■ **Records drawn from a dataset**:
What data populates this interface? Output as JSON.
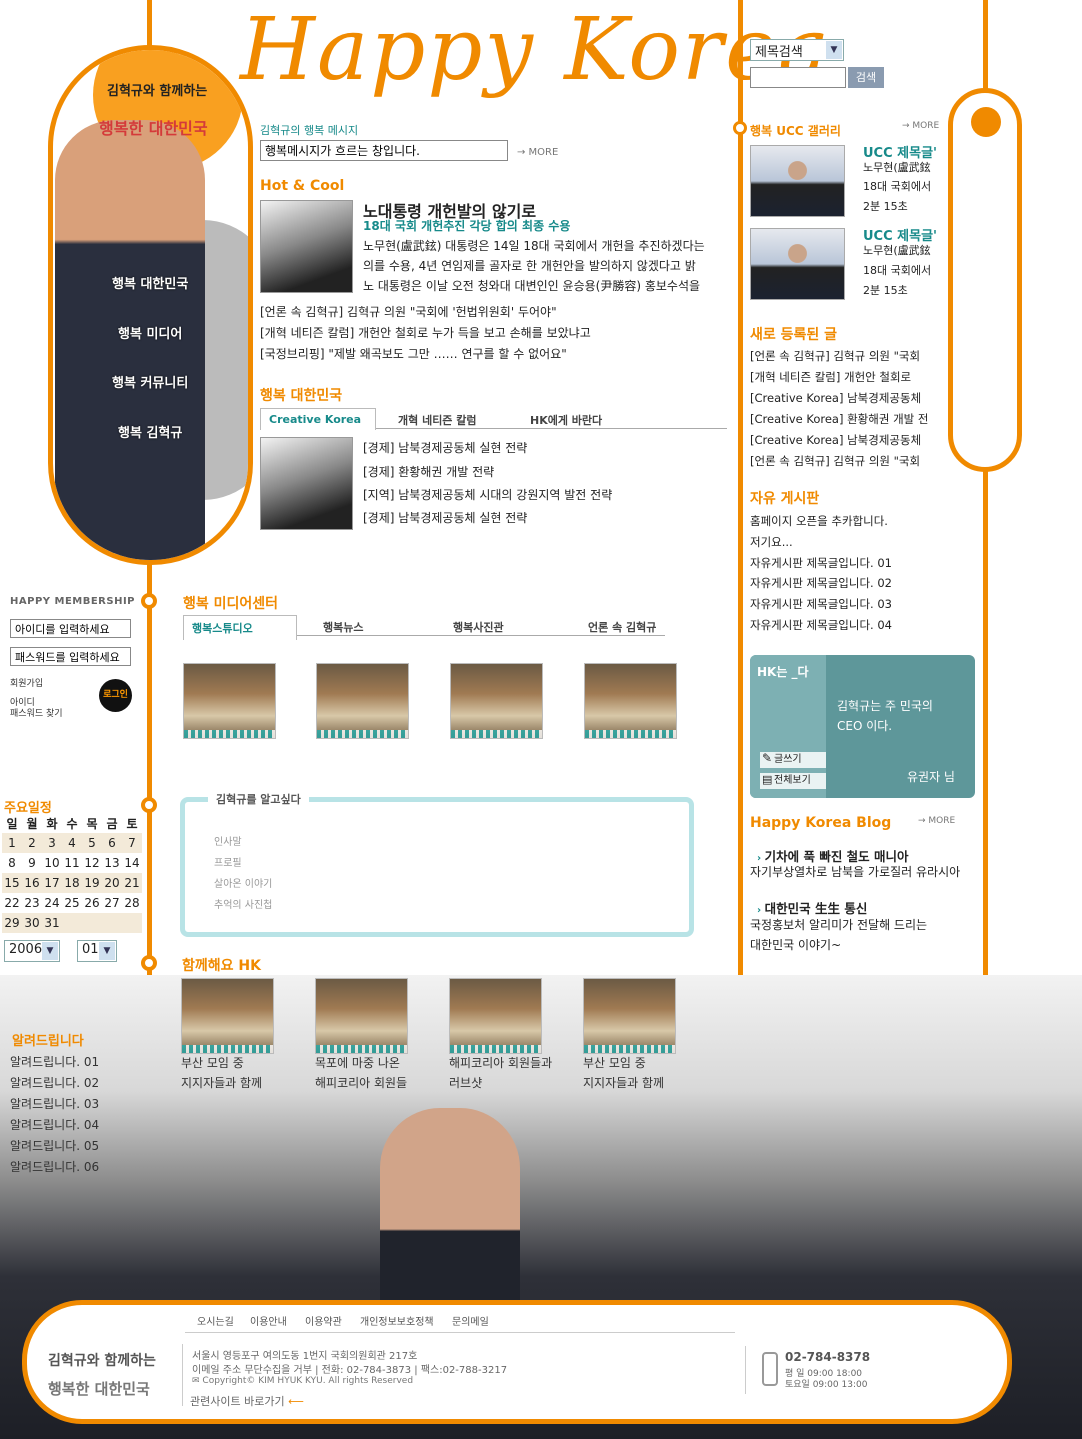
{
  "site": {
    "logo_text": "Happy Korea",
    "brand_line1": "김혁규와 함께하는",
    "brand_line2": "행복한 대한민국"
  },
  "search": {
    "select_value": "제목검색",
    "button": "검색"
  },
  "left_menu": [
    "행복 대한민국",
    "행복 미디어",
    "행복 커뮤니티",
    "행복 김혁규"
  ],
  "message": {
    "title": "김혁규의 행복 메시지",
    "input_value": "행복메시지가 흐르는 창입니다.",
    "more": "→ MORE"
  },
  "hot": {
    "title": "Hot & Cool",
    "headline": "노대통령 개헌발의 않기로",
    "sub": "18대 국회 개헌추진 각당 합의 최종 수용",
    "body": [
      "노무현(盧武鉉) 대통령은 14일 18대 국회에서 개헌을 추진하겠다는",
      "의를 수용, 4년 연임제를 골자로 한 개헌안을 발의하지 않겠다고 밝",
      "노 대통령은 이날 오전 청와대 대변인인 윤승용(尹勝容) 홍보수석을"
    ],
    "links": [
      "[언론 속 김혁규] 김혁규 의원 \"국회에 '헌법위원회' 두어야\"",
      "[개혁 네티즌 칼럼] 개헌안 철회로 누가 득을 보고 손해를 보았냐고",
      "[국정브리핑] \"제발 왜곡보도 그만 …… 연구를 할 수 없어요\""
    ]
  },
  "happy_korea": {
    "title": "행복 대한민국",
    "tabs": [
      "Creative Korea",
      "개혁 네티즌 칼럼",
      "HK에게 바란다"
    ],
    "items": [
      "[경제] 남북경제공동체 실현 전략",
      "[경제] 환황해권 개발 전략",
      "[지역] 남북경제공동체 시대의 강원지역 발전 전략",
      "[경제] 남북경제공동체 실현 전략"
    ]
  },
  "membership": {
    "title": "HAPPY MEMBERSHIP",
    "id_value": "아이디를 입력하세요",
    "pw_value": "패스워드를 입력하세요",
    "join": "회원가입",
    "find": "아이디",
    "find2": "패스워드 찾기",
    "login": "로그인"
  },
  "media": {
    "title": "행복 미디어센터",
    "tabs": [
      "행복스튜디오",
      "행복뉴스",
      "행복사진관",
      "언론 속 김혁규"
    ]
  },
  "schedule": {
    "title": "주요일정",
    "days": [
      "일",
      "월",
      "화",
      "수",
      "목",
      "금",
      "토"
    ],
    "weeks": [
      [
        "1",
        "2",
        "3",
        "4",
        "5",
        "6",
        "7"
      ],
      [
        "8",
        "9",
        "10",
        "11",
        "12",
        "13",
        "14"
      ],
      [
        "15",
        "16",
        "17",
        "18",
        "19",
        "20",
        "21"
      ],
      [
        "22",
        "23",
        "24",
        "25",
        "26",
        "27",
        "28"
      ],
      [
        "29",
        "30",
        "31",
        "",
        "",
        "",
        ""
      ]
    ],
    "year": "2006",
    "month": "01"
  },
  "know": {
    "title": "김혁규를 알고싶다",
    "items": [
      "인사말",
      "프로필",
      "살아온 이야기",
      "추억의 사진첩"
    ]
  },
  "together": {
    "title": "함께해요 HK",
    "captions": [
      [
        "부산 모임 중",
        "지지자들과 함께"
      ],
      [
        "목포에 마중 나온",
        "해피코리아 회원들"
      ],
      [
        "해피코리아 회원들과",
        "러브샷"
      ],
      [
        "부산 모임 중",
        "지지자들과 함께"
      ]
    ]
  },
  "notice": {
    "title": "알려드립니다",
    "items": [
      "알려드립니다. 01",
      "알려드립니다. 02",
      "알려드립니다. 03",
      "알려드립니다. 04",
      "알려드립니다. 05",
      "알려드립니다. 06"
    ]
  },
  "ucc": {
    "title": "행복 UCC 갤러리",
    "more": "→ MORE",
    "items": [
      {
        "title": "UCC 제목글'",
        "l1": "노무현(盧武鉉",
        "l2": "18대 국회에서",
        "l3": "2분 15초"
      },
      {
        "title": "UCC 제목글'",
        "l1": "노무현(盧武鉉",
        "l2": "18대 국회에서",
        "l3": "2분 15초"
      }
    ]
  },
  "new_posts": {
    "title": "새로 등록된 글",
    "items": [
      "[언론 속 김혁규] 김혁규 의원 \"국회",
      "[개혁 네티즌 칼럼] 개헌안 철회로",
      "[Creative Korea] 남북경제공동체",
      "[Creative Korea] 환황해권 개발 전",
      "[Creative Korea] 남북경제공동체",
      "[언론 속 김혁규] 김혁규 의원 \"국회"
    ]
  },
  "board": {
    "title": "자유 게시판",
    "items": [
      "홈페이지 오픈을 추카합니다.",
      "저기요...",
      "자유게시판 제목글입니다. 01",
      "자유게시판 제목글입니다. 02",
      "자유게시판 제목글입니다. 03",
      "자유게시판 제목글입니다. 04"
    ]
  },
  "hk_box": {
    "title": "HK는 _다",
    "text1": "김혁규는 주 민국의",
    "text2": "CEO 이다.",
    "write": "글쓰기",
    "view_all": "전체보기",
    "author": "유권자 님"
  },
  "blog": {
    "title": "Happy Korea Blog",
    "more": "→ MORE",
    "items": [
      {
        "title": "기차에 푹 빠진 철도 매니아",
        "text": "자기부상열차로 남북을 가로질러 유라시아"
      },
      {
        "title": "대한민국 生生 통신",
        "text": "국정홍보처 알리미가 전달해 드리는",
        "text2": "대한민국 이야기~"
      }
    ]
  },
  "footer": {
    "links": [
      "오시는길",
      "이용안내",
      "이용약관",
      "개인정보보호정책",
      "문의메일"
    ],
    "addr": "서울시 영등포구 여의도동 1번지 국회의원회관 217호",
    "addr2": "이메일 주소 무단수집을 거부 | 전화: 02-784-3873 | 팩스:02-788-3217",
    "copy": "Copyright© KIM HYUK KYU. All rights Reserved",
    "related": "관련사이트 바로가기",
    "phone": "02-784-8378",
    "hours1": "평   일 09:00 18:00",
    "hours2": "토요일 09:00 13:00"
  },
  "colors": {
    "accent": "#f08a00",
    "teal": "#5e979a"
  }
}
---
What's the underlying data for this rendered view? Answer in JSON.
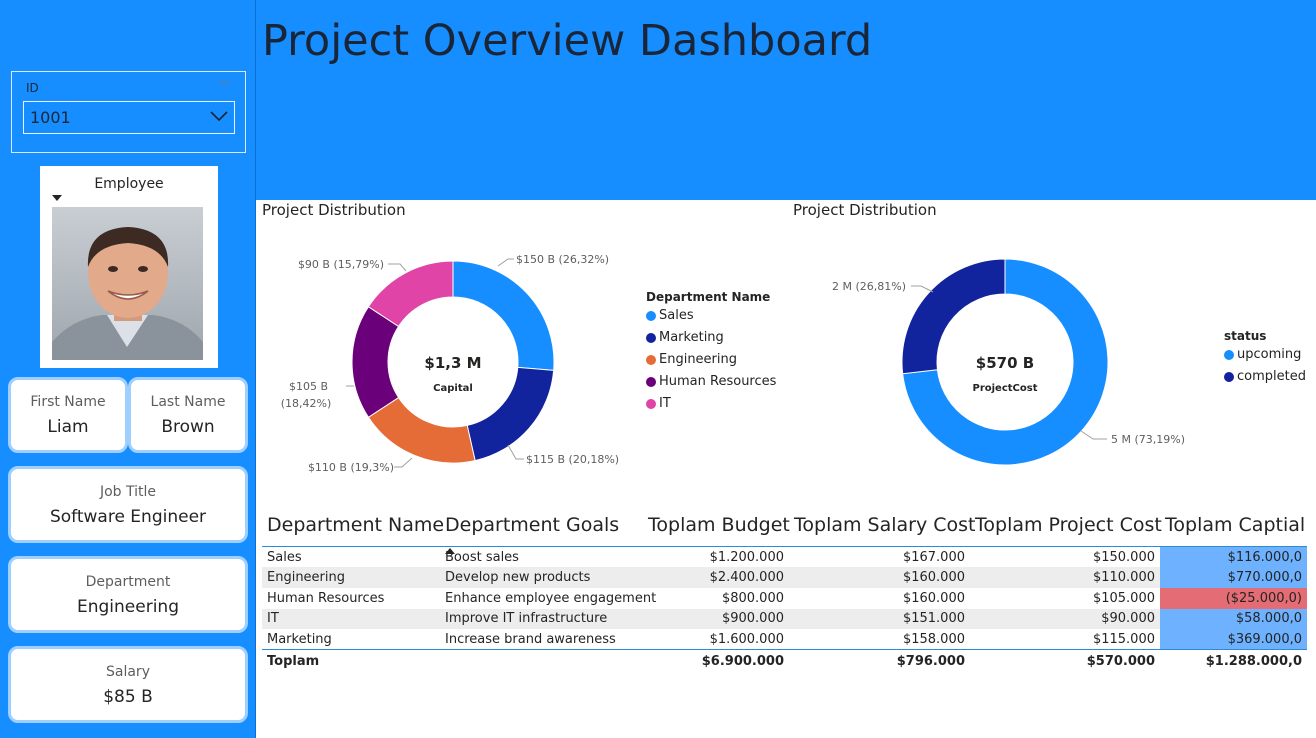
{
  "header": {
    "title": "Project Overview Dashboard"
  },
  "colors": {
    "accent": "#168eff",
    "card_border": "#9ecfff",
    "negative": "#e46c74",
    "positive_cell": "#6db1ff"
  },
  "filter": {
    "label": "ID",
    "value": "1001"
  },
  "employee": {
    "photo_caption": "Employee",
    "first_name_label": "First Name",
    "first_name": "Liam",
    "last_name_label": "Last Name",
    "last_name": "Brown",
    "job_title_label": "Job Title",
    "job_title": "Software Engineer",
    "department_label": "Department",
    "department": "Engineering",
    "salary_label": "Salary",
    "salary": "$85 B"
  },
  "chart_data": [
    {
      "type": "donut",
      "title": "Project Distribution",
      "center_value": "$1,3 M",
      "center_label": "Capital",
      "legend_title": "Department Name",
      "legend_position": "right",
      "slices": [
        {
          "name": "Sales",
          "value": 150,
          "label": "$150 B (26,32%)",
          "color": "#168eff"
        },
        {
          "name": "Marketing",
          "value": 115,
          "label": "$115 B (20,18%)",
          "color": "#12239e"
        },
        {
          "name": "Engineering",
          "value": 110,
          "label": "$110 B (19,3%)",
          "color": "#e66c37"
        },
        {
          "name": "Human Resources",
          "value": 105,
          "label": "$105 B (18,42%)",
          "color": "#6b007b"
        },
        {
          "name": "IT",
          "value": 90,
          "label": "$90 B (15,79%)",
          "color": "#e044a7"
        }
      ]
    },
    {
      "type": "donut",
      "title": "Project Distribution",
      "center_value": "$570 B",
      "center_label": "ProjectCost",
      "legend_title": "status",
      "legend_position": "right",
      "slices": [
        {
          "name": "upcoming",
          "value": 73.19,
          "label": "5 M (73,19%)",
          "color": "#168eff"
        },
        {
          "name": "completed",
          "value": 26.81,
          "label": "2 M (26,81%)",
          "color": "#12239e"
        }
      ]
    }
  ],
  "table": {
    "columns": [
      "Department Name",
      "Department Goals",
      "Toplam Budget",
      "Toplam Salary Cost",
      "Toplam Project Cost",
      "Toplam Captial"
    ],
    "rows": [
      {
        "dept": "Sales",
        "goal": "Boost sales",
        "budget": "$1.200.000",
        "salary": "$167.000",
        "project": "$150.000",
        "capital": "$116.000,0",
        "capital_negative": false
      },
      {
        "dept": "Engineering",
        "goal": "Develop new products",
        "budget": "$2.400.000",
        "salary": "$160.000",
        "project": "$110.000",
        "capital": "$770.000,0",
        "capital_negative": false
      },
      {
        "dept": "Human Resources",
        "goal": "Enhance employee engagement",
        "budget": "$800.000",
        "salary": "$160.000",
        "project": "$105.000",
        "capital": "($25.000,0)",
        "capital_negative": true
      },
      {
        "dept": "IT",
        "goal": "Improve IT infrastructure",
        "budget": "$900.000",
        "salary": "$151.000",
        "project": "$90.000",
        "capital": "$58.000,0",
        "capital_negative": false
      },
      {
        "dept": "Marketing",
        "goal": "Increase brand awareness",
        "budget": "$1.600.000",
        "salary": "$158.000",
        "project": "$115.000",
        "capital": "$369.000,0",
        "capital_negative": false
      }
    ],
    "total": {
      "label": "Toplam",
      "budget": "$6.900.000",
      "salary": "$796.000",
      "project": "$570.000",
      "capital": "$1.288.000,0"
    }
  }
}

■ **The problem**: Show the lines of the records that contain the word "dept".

■ **Output**:
        "dept": "Sales",
        "dept": "Engineering",
        "dept": "Human Resources",
        "dept": "IT",
        "dept": "Marketing",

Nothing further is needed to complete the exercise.